Task description
Track down each line below containing the string "this" and copy it.

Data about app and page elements
----------

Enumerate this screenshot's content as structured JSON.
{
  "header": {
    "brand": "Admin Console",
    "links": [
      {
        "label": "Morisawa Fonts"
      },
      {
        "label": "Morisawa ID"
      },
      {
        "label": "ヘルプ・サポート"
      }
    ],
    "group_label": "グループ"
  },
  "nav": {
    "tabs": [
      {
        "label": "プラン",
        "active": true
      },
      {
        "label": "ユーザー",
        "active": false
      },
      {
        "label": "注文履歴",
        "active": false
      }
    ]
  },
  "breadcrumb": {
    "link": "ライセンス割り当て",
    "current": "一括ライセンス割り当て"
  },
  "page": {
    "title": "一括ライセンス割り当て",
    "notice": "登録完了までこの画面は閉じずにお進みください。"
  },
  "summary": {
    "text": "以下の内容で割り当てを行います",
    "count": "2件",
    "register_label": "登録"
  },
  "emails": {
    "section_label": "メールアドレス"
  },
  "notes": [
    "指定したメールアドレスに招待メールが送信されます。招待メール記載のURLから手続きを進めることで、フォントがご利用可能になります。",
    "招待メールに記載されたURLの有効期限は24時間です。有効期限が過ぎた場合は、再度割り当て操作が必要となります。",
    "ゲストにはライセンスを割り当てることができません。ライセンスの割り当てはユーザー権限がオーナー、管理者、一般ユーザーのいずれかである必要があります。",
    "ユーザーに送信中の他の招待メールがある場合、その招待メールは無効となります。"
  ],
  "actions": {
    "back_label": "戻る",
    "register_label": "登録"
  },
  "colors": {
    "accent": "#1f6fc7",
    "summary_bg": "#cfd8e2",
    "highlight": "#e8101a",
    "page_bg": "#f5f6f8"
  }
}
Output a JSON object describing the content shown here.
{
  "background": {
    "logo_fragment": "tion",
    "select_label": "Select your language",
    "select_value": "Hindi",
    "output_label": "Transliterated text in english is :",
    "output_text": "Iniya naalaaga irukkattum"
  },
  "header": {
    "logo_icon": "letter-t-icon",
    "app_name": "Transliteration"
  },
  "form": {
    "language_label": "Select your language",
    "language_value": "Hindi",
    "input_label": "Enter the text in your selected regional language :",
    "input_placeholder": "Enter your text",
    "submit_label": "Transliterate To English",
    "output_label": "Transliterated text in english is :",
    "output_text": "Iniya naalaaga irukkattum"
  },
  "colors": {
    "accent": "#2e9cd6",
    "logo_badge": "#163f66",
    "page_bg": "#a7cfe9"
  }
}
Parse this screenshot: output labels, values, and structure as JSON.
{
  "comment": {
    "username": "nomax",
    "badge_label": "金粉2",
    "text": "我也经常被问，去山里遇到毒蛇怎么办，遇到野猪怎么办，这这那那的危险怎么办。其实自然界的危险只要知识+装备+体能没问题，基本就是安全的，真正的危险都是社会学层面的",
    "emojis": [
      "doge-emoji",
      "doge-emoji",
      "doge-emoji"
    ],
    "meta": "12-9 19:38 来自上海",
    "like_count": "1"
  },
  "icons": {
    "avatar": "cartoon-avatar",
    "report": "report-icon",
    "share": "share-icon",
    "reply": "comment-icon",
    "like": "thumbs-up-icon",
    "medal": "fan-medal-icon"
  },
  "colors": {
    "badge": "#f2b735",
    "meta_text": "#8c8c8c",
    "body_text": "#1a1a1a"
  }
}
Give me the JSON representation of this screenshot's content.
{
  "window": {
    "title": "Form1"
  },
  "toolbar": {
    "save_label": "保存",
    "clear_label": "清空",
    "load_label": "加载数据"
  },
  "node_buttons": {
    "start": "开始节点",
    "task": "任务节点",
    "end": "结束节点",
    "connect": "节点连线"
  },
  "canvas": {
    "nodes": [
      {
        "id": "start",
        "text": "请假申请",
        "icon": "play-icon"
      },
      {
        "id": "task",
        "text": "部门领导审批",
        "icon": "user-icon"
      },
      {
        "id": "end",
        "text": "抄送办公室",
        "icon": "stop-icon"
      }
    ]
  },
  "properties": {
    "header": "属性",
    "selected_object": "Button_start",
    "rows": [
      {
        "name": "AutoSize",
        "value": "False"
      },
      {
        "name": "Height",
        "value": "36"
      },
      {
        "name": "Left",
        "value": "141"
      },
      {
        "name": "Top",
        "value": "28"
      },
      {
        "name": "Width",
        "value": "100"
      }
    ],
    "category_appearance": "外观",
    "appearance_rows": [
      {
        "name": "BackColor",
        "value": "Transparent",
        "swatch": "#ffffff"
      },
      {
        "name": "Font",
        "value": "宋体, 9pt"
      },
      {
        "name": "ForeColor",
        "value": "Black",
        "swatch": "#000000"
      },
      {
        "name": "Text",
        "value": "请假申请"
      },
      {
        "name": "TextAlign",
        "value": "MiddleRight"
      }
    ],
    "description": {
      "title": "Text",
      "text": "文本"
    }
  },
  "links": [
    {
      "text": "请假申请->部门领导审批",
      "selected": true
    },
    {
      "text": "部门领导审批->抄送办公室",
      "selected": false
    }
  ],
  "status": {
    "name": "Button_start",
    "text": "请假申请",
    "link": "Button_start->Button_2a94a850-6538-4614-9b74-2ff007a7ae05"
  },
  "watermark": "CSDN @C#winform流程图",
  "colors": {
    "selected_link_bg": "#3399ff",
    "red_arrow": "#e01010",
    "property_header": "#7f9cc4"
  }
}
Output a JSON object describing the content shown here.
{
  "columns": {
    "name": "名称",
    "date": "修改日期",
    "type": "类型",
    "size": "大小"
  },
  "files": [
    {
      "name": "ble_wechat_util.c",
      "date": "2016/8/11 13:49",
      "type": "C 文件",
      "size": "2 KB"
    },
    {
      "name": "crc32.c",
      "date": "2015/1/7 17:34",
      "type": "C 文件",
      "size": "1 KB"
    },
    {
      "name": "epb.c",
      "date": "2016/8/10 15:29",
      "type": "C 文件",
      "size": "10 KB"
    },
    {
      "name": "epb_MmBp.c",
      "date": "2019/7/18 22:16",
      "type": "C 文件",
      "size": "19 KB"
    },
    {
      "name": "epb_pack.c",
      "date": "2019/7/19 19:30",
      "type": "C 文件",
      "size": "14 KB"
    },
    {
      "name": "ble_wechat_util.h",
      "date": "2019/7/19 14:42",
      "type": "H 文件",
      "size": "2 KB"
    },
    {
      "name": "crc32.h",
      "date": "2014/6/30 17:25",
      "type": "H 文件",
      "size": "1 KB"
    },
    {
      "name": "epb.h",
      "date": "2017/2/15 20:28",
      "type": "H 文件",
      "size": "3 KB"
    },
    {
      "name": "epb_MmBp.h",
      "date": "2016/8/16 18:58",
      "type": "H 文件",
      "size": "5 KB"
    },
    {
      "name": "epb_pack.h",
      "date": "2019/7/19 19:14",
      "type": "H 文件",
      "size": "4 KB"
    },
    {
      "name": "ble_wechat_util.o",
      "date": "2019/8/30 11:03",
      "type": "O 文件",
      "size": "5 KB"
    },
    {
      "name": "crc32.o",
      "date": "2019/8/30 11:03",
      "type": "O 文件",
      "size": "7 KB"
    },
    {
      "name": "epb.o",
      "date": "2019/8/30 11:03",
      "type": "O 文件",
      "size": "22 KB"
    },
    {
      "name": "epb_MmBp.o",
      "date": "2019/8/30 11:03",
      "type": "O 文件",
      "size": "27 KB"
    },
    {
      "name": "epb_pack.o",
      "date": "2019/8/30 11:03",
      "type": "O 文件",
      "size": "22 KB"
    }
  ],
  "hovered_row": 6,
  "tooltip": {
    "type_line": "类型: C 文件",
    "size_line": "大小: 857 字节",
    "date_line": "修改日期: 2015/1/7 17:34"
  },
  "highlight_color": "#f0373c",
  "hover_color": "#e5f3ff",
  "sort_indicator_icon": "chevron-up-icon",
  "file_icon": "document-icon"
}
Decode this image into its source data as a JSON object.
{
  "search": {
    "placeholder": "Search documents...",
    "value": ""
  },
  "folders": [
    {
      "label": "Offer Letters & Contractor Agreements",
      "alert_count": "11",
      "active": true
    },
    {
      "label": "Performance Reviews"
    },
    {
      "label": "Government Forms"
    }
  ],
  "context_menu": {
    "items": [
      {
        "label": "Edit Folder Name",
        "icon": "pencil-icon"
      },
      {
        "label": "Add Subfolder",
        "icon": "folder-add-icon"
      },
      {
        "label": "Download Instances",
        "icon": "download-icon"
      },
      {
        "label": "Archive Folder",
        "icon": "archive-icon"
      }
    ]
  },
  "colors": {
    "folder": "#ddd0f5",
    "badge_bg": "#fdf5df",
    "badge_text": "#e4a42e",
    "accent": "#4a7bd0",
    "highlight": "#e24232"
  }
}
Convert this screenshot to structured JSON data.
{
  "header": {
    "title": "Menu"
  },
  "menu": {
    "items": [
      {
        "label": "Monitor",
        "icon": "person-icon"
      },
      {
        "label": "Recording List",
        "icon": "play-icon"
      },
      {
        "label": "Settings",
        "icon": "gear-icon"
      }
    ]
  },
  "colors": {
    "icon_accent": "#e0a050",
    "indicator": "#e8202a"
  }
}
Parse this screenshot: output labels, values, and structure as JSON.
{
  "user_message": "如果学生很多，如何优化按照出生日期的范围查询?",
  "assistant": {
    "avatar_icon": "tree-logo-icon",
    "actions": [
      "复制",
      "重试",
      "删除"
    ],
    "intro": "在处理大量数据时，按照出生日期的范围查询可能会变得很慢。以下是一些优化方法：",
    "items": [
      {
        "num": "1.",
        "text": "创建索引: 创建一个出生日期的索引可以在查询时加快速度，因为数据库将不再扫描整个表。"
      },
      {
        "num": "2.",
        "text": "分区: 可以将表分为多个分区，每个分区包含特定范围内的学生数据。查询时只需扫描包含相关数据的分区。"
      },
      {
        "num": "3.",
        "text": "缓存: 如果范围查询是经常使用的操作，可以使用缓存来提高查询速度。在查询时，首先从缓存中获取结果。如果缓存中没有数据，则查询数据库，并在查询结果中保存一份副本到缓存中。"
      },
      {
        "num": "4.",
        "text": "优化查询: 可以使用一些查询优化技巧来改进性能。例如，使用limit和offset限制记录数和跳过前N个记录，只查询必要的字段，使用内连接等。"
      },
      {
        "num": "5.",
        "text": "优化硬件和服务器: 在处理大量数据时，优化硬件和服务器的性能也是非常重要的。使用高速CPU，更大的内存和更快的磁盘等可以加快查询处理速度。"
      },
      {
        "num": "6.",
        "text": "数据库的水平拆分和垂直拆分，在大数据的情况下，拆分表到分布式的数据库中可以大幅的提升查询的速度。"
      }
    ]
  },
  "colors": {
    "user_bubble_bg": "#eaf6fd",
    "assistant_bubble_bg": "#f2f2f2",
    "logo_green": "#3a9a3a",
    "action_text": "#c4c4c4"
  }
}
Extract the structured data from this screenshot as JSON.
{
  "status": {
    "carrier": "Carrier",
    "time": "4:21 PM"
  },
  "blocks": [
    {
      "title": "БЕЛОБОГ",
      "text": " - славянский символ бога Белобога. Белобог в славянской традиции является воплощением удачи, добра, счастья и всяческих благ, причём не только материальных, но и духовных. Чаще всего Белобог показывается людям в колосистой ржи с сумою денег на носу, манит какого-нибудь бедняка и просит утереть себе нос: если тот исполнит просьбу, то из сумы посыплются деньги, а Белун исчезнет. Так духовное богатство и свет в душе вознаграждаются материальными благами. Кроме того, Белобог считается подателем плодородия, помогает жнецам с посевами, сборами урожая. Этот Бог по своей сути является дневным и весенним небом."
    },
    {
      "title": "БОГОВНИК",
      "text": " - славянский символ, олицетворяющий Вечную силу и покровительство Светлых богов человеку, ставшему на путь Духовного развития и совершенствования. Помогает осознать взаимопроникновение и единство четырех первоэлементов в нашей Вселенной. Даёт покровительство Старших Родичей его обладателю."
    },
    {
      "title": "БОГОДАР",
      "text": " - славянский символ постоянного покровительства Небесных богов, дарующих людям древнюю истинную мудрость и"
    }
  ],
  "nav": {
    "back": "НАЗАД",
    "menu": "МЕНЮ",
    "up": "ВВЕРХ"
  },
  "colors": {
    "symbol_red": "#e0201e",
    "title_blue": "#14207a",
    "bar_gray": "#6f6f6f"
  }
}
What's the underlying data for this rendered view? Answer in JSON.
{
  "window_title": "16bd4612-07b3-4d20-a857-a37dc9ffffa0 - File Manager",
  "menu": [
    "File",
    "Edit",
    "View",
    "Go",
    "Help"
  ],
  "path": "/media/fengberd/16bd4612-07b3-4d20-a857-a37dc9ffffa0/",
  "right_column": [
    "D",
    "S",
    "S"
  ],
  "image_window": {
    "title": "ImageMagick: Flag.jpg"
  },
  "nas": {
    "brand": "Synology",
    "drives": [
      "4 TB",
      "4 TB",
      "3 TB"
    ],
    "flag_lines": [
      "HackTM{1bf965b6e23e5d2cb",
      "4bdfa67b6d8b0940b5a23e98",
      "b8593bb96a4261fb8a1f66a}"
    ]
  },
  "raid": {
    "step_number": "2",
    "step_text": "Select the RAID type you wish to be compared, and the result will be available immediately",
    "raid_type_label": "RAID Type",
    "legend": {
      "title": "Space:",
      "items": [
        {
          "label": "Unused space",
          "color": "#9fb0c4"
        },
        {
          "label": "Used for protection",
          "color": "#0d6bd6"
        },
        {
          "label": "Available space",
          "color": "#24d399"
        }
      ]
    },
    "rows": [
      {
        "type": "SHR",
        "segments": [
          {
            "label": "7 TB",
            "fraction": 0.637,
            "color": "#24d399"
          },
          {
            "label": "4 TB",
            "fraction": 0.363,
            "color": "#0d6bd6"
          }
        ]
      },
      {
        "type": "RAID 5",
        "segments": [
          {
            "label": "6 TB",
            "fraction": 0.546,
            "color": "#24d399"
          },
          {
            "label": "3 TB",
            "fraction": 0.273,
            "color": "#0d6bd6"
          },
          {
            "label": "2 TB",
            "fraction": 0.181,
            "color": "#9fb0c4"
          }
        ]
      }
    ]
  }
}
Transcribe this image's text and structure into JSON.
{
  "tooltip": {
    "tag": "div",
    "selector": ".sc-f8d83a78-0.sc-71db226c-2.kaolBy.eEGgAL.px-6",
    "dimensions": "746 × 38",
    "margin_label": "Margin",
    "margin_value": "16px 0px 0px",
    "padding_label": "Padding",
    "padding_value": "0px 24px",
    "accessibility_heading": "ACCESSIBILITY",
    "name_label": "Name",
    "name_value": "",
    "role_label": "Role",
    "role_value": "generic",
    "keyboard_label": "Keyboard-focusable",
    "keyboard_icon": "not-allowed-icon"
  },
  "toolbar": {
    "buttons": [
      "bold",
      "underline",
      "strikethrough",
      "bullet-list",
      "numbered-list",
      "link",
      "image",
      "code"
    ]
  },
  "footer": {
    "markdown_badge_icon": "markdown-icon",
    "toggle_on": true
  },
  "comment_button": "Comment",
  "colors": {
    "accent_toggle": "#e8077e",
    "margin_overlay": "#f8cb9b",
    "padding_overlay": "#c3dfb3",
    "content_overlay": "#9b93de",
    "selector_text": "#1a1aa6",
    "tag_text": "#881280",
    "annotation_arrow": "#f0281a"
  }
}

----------

Exercise output
Enumerate this screenshot's content as structured JSON.
Parse this screenshot: output labels, values, and structure as JSON.
Give me the JSON representation of this screenshot's content.
Decode this image into its source data as a JSON object.
Convert this screenshot to structured JSON data.
Parse this screenshot: output labels, values, and structure as JSON.
Extract the structured data from this screenshot as JSON.
What's the underlying data for this rendered view? Answer in JSON.
Transcribe this image's text and structure into JSON.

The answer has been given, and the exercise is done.